STACEY VANEK SMITH: The New York Times reports this morning one-time insurance giant AIG is suing several Wall Street firms for allegedly misrepresenting the riskiness of those now infamous mortgage backed securities. AIG insured billions worth of those toxic assets and went belly up, when the bonds went bust
Eve Troeh has more.
EVE TROEH: AIG is going after ICP Asset Management and one of its clients. AIG insured mortgage-backed securities for ICP. The suit alleges that ICP knew some investments were bad. But didn’t say anything so that its client could make more money.

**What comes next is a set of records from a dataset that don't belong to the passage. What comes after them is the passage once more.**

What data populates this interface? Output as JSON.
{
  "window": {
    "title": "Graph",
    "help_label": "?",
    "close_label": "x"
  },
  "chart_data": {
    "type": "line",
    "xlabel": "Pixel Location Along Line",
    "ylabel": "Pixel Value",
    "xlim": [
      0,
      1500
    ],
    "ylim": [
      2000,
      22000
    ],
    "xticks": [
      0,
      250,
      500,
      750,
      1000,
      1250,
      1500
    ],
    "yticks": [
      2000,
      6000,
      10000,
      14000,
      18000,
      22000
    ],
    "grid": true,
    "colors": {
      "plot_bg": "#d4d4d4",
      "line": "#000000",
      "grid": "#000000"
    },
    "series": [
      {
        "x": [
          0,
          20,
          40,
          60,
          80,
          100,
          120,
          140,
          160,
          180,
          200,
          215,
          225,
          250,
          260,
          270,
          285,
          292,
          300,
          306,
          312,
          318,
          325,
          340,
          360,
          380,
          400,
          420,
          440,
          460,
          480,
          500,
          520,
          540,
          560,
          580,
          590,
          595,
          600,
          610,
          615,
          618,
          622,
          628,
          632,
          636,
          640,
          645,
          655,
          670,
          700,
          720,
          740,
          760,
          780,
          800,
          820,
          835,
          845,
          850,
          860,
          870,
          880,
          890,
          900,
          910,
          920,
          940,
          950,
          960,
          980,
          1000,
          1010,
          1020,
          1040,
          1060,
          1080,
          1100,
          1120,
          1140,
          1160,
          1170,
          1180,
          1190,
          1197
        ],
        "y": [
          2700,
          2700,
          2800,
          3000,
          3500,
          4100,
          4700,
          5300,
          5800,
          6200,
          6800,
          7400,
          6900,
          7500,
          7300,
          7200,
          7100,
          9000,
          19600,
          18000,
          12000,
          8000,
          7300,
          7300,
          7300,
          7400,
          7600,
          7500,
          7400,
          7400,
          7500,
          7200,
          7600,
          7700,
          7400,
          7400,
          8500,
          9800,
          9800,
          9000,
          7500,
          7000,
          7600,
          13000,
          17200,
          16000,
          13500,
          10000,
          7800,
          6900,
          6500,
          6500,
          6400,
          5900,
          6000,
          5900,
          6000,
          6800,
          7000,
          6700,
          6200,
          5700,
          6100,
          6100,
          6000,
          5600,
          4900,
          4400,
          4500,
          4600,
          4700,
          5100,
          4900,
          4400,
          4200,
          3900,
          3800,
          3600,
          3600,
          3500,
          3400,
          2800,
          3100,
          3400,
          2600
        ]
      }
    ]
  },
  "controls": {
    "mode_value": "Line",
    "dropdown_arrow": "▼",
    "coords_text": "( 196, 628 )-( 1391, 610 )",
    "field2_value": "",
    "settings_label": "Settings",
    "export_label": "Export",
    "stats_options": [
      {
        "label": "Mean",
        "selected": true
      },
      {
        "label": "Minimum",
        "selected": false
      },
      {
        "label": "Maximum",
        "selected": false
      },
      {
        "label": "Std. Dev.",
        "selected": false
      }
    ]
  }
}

Wall Street lawyer Bill Singer says AIG probably was a victim, but that doesn’t mean it wasn’t complicit.
BILL SINGER: It’s very difficult not to roll your eyes and sort of smirk. Quite clearly AIG did not undertake anything near to adequate due diligence.
Singer says AIG’s position is: we got duped, maybe willingly. And that doesn’t exactly make investors swoon. After AIG’s $180 billion bailout, the U.S. Treasury still holds most of the company’s stock. It won’t sell that stock until shares can fetch a price high enough to repay taxpayers. That’s part of why AIG is suing.
SINGER: They still have an obligation on behalf of the U/S/ taxpayer to recover whatever funds they can.
AIG expects to recoup billions of dollars from this and many more lawsuits to follow.
I’m Eve Troeh for Marketplace.
We’re here to help you navigate this changed world and economy.
Our mission at Marketplace is to raise the economic intelligence of the country. It’s a tough task, but it’s never been more important.
In the past year, we’ve seen record unemployment, stimulus bills, and reddit users influencing the stock market. Marketplace helps you understand it all, will fact-based, approachable, and unbiased reporting.
Generous support from listeners and readers is what powers our nonprofit news—and your donation today will help provide this essential service. For just $5/month, you can sustain independent journalism that keeps you and thousands of others informed.